● THE TASK: Look for "stats" in each line of the records, and copy the lines that have it.

● AVAILABLE DATA:
━━━━━━

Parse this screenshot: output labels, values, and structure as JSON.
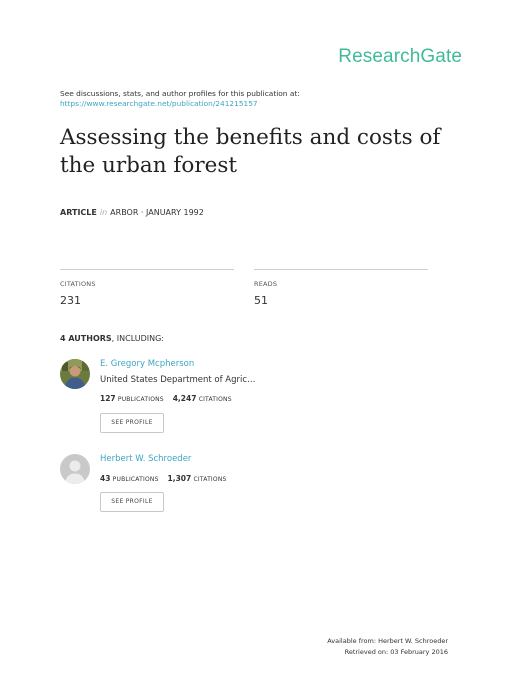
{
  "brand": "ResearchGate",
  "header": {
    "discuss_text": "See discussions, stats, and author profiles for this publication at:",
    "publication_url": "https://www.researchgate.net/publication/241215157"
  },
  "title": "Assessing the benefits and costs of the urban forest",
  "meta": {
    "type_label": "ARTICLE",
    "in_word": "in",
    "journal_date": "ARBOR · JANUARY 1992"
  },
  "stats": {
    "citations_label": "CITATIONS",
    "citations_value": "231",
    "reads_label": "READS",
    "reads_value": "51"
  },
  "authors": {
    "count_label": "4 AUTHORS",
    "including": ", INCLUDING:",
    "list": [
      {
        "name": "E. Gregory Mcpherson",
        "institution": "United States Department of Agric…",
        "publications": "127",
        "publications_label": "PUBLICATIONS",
        "citations": "4,247",
        "citations_label": "CITATIONS",
        "button_label": "SEE PROFILE",
        "avatar_icon": "author-photo"
      },
      {
        "name": "Herbert W. Schroeder",
        "publications": "43",
        "publications_label": "PUBLICATIONS",
        "citations": "1,307",
        "citations_label": "CITATIONS",
        "button_label": "SEE PROFILE",
        "avatar_icon": "default-user-icon"
      }
    ]
  },
  "footer": {
    "available_from": "Available from: Herbert W. Schroeder",
    "retrieved_on": "Retrieved on: 03 February 2016"
  },
  "colors": {
    "brand": "#40ba9b",
    "link": "#3da5c4"
  }
}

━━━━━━

● SOLUTION TO THIS TASK:
    "discuss_text": "See discussions, stats, and author profiles for this publication at:",
  "stats": {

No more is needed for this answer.